Selecting Books on Writing: Decisions, Decisions

Paul Vachon

Ever noticed that there’s more in your local book store on writing than on real estate? Or on the legal profession? Writers just love to write about writing!  An Amazon search using the keyword “writing” yields an eye-popping 261,000 results.

This bevy of guidance is a great resource–any writer can learn from a quality book on writing, regardless of what point they’re in their career.  Since I began writing I’ve acquired and benefited from at least a dozen of these tomes. But how does one choose? The overwhelming number can make deciding on one seem paralyzing, but a few simple rules can make the task easier.

First, assess your own needs based on your specific career goals, and where you think your skills need improvement.  Very often, just a quick scan of the titles can narrow your selection. But beware of a book that promises too much.  I’m usually wary of an author’s pledge to “Revolutionize your Writing Career in 30 Days.” Like anything else, the most impactful writing books are those that under promise and over deliver.

Next, do a Google search on the author and look at their credentials and their other published titles, paying particular attention to reviews on Amazon and other sites.  Try to read a good cross section of reader evaluations, taking all into consideration.  Remember, some of the overly positive ones might have been submitted by the author’s friends.
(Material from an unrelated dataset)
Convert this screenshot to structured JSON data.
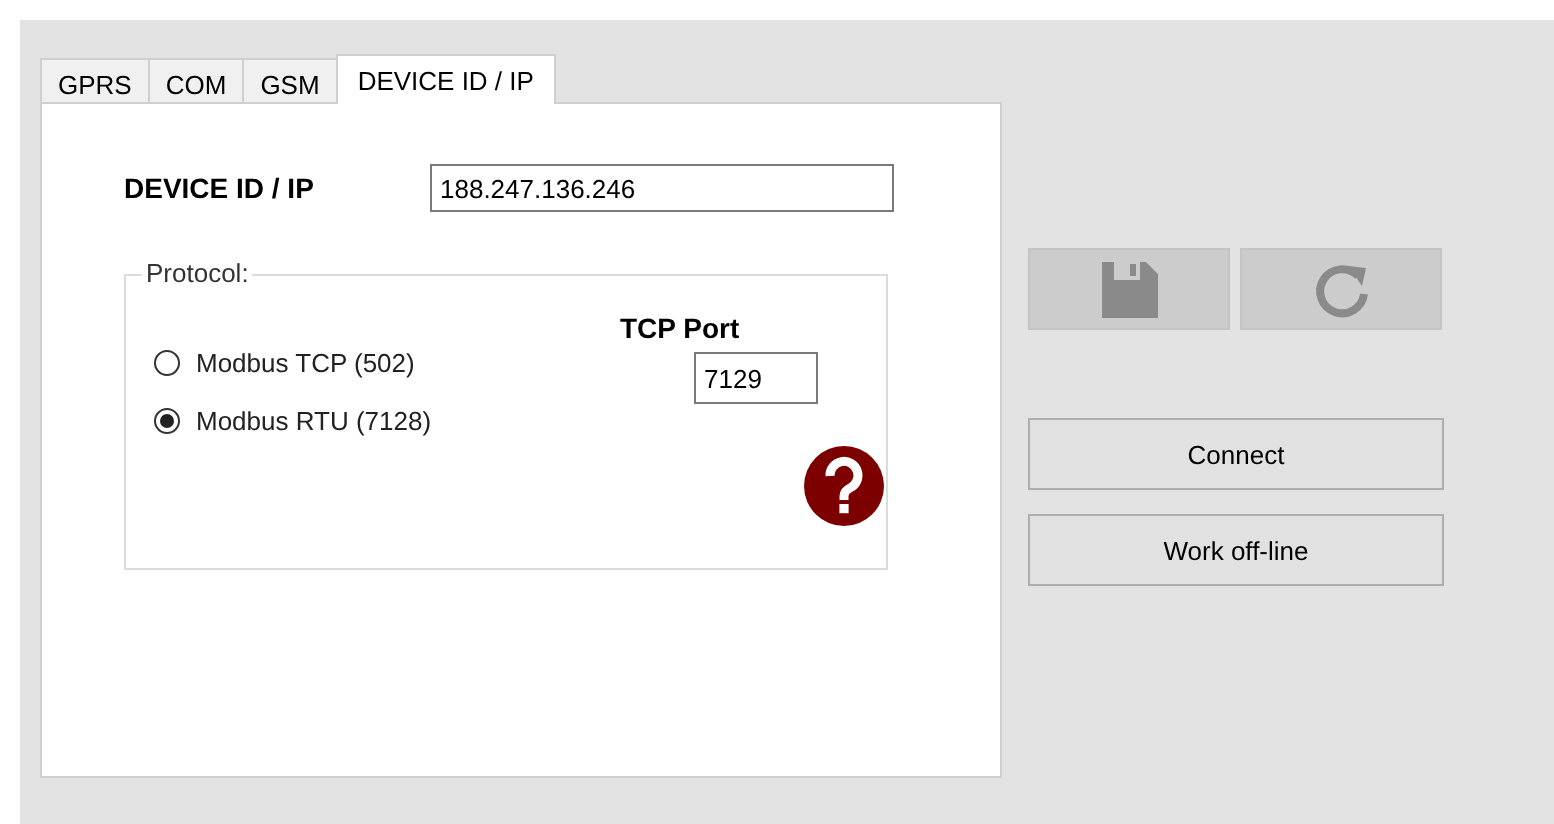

Lastly, read an excerpt of the book or books you’re seriously considering.  Besides being relevant and authoritative, you also want to purchase a book that is enjoyable to read.   Doing this sleuthing online is great, (consistent with how we perform most of our work) but there’s something to be said for spending an hour or two at your local bookstore, plopped down in a comfy chair—a good latte optional.

I’ve utilized these tools over the last few years and discovered both gems and duds. Titles I’ve found most helpful include Writer for Hire, by Kelly James-Enger, Sleeping Dogs Don’t Lay—Practical Advice for the Grammatically Challenged by Richard Lederer and Richard Dowis and The First Fifty Pagesby Jeff Gerke.

A recent visit to my local bookstore produced two additional titles I found helpful: The Writer’s Idea Book 10th Anniversary Edition by Jack Heffron and The Complete Handbook of Novel Writing, an excellent collection of essays by leading fiction authors, including Steven King, Sue Grafton and Jodi Picoult. This book offers readers guidance from the ultimate fiction pros, with the content categorized between inspiration, plot and character development and the writing process itself.

But in addition to the above tips, I’d be remiss if I didn’t mention a few of the true writing classics that belong on any scribe’s shelf, such as On Writing by Steven King, On Writing Well, by William Zinsser and Ten Rules of Writing by Elmore Leonard.  Their tide of timeless advice will lift any writer’s boat.

Photo from Susan Q Yin on Unsplash